Currently, 28 Grams of Powder Cocaine Triggers a Five Year Mandatory Minimum, but only a Half-Gram of Crack Triggers the Same Harsh Penalty <br>
HARTFORD - Today, a bill that would eliminate the disparity in Connecticut's crack and powder cocaine law was overwhelmingly approved in a house floor vote, with 93 votes for and 52 votes against. Currently, it takes 28 grams (28g) of powder cocaine to trigger the same mandatory minimum as half a gram of crack, even though they are two forms of the same drug.
HB 5076, an act concerning the illegal sale or possession of cocaine with intent to sell, is co-sponsored by Connecticut legislators State Rep Marie Kirkley-Bey, (D - Hartford) and Faith McMahon, (D, Bloomfield). HB 5076 calls for the amount of cocaine that subjects a person to a stiff mandatory minimum to be one ounce or more regardless of whether the cocaine is crack or powder cocaine. "This disparity is destructive to communities of color in particular," said Robert Rooks of the Connecticut Alliance, a coalition of community organizations working to end the war on drugs. "If policy makers want to support racial justice, then they should end the obscene sentencing disparity between crack and powder cocaine."

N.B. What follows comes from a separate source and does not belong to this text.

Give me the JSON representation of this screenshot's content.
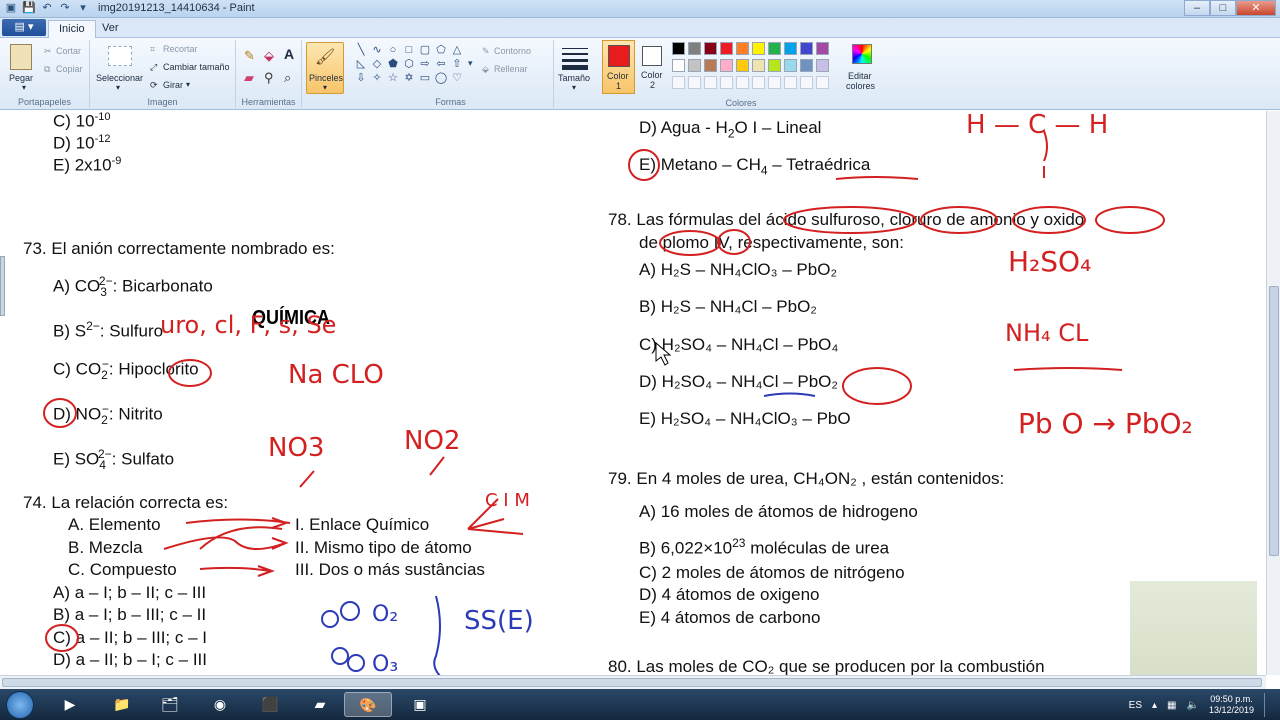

Connecticut is one of thirteen states with similar cocaine sentencing distinctions. This legislation was supported by Connecticut's Black and Latino Caucus. "The harm this sentencing distinction has done to communities of color in Connecticut is shocking," said Michael Blain of the Drug Policy Alliance. "Connecticut legislators are making a bold statement by taking this first step toward ending racial disparity and the drug war in Connecticut."